Aurora Cardiovascular Services, Aurora Sinai/Aurora St. Luke’s Medical Centers, Milwaukee, Wisconsin

§Center for Integrative Research on Cardiovascular Aging (CIRCA), Aurora Research Institute, Aurora Health Care, Milwaukee, Wisconsin. Dr. Shi is now with the National Institutes of Health, Rockville, Maryland.

Submitted for consideration July 2018; accepted for publication in revised form April 2019.

Disclosure: E.A. is a consultant for Medtronic.

M.B. received a personal award from the College of Physician and Surgeons of Ancona, Italy. O.Ö.B. was supported by the Swedish Heart-Lung Foundation, the Crafoords Foundation, Märta Winklers Stiftelse and Thorsten Westerströms Stiftelse, ALF Grants Region Skåne. V.T. received an intramural grant from the Aurora Research Institute (Milwaukee, WI) in support of this project.

Eric Adler and Vinay Thohan contributed equally to this work.

Supplemental digital content is available for this article.
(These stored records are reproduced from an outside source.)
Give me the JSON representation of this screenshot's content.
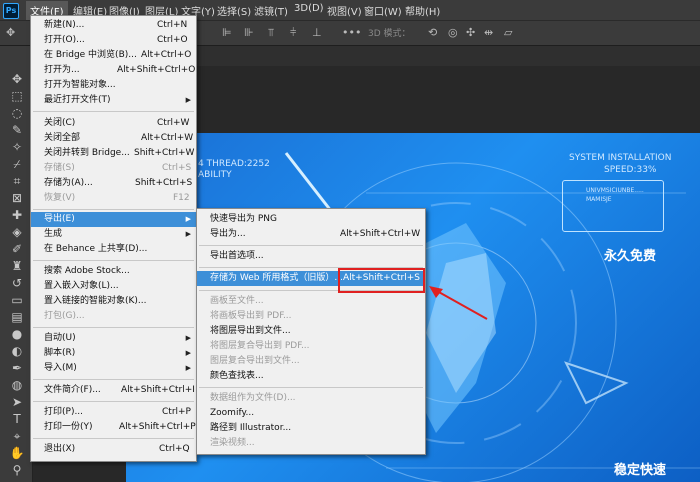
{
  "app": {
    "logo": "Ps"
  },
  "menubar": [
    "文件(F)",
    "编辑(E)",
    "图像(I)",
    "图层(L)",
    "文字(Y)",
    "选择(S)",
    "滤镜(T)",
    "3D(D)",
    "视图(V)",
    "窗口(W)",
    "帮助(H)"
  ],
  "options": {
    "mode_label": "3D 模式："
  },
  "file_menu": [
    {
      "label": "新建(N)...",
      "shortcut": "Ctrl+N"
    },
    {
      "label": "打开(O)...",
      "shortcut": "Ctrl+O"
    },
    {
      "label": "在 Bridge 中浏览(B)...",
      "shortcut": "Alt+Ctrl+O"
    },
    {
      "label": "打开为...",
      "shortcut": "Alt+Shift+Ctrl+O"
    },
    {
      "label": "打开为智能对象...",
      "shortcut": ""
    },
    {
      "label": "最近打开文件(T)",
      "shortcut": ""
    },
    {
      "label": "关闭(C)",
      "shortcut": "Ctrl+W"
    },
    {
      "label": "关闭全部",
      "shortcut": "Alt+Ctrl+W"
    },
    {
      "label": "关闭并转到 Bridge...",
      "shortcut": "Shift+Ctrl+W"
    },
    {
      "label": "存储(S)",
      "shortcut": "Ctrl+S"
    },
    {
      "label": "存储为(A)...",
      "shortcut": "Shift+Ctrl+S"
    },
    {
      "label": "恢复(V)",
      "shortcut": "F12"
    },
    {
      "label": "导出(E)",
      "shortcut": ""
    },
    {
      "label": "生成",
      "shortcut": ""
    },
    {
      "label": "在 Behance 上共享(D)...",
      "shortcut": ""
    },
    {
      "label": "搜索 Adobe Stock...",
      "shortcut": ""
    },
    {
      "label": "置入嵌入对象(L)...",
      "shortcut": ""
    },
    {
      "label": "置入链接的智能对象(K)...",
      "shortcut": ""
    },
    {
      "label": "打包(G)...",
      "shortcut": ""
    },
    {
      "label": "自动(U)",
      "shortcut": ""
    },
    {
      "label": "脚本(R)",
      "shortcut": ""
    },
    {
      "label": "导入(M)",
      "shortcut": ""
    },
    {
      "label": "文件简介(F)...",
      "shortcut": "Alt+Shift+Ctrl+I"
    },
    {
      "label": "打印(P)...",
      "shortcut": "Ctrl+P"
    },
    {
      "label": "打印一份(Y)",
      "shortcut": "Alt+Shift+Ctrl+P"
    },
    {
      "label": "退出(X)",
      "shortcut": "Ctrl+Q"
    }
  ],
  "export_menu": [
    {
      "label": "快速导出为 PNG",
      "shortcut": ""
    },
    {
      "label": "导出为...",
      "shortcut": "Alt+Shift+Ctrl+W"
    },
    {
      "label": "导出首选项...",
      "shortcut": ""
    },
    {
      "label": "存储为 Web 所用格式（旧版）...",
      "shortcut": "Alt+Shift+Ctrl+S"
    },
    {
      "label": "画板至文件...",
      "shortcut": ""
    },
    {
      "label": "将画板导出到 PDF...",
      "shortcut": ""
    },
    {
      "label": "将图层导出到文件...",
      "shortcut": ""
    },
    {
      "label": "将图层复合导出到 PDF...",
      "shortcut": ""
    },
    {
      "label": "图层复合导出到文件...",
      "shortcut": ""
    },
    {
      "label": "颜色查找表...",
      "shortcut": ""
    },
    {
      "label": "数据组作为文件(D)...",
      "shortcut": ""
    },
    {
      "label": "Zoomify...",
      "shortcut": ""
    },
    {
      "label": "路径到 Illustrator...",
      "shortcut": ""
    },
    {
      "label": "渲染视频...",
      "shortcut": ""
    }
  ],
  "canvas": {
    "thread_text": "4  THREAD:2252",
    "ability_text": "ABILITY",
    "system_title": "SYSTEM INSTALLATION",
    "speed_text": "SPEED:33%",
    "hud_line1": "UNIVMSICIUNBE.....",
    "hud_line2": "MAMISJE",
    "badge_free": "永久免费",
    "badge_fast": "稳定快速"
  },
  "colors": {
    "highlight": "#3d8fd8",
    "annotation": "#e02020",
    "canvas_blue": "#1f8ff0"
  }
}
Direct URL citations appear in the printed text, and links to the digital files are provided in the HTML and PDF versions of this article on the journal’s Web site (www.asaiojournal.com).

Correspondence: Vinay Thohan, MD, Aurora Cardiovascular Services, Aurora St. Luke’s Medical Center, 2801 W. Kinnickinnic River Parkway, Milwaukee, WI 53215. Email: publishing112@aurora.org.

Copyright © 2019 by the American Society for Artificial Internal Organs